(Entries taken from a collection)
• • • •
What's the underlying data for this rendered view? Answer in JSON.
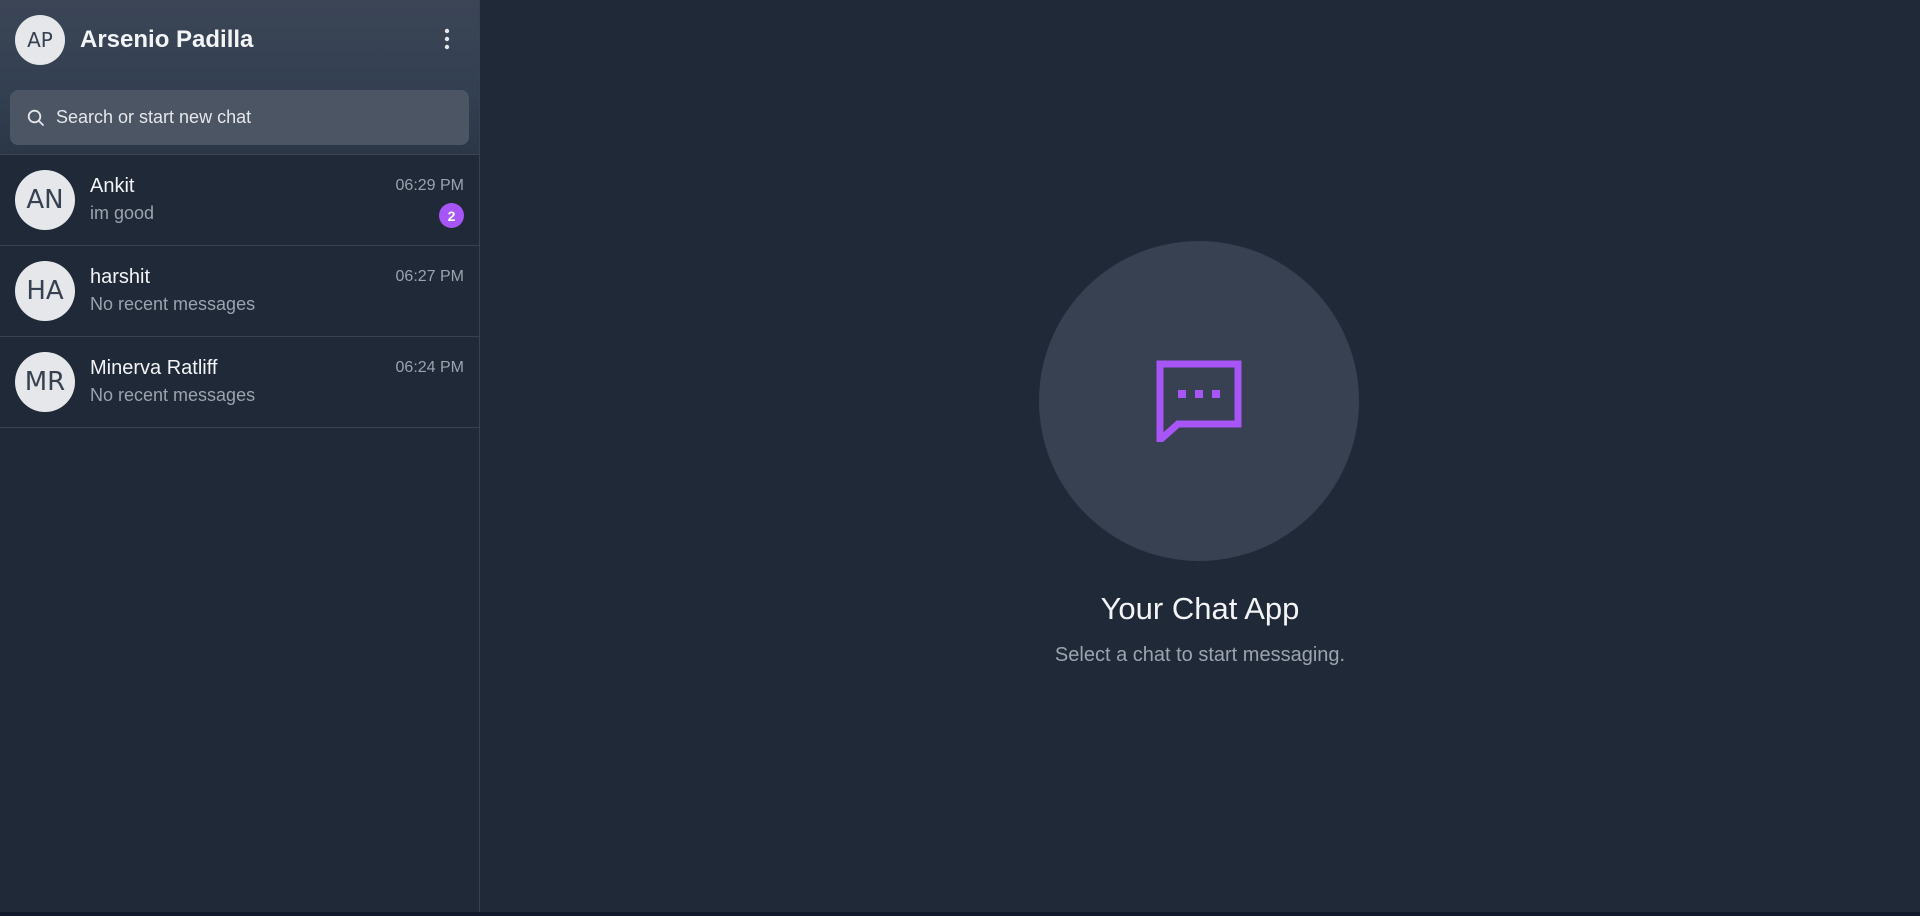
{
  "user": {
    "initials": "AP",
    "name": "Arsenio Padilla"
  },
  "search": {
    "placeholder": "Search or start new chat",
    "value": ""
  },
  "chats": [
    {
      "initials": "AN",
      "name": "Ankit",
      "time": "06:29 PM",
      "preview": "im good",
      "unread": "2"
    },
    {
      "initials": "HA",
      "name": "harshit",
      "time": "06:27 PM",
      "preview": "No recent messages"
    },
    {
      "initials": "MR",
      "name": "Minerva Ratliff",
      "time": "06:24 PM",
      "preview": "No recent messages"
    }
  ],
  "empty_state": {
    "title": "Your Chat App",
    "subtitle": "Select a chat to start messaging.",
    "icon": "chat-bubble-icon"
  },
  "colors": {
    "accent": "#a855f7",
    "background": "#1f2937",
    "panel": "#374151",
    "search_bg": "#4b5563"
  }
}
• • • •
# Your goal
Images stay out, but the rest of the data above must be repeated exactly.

# Expected output
What's the underlying data for this rendered view? Answer in JSON.
{
  "user": {
    "initials": "AP",
    "name": "Arsenio Padilla"
  },
  "search": {
    "placeholder": "Search or start new chat",
    "value": ""
  },
  "chats": [
    {
      "initials": "AN",
      "name": "Ankit",
      "time": "06:29 PM",
      "preview": "im good",
      "unread": "2"
    },
    {
      "initials": "HA",
      "name": "harshit",
      "time": "06:27 PM",
      "preview": "No recent messages"
    },
    {
      "initials": "MR",
      "name": "Minerva Ratliff",
      "time": "06:24 PM",
      "preview": "No recent messages"
    }
  ],
  "empty_state": {
    "title": "Your Chat App",
    "subtitle": "Select a chat to start messaging.",
    "icon": "chat-bubble-icon"
  },
  "colors": {
    "accent": "#a855f7",
    "background": "#1f2937",
    "panel": "#374151",
    "search_bg": "#4b5563"
  }
}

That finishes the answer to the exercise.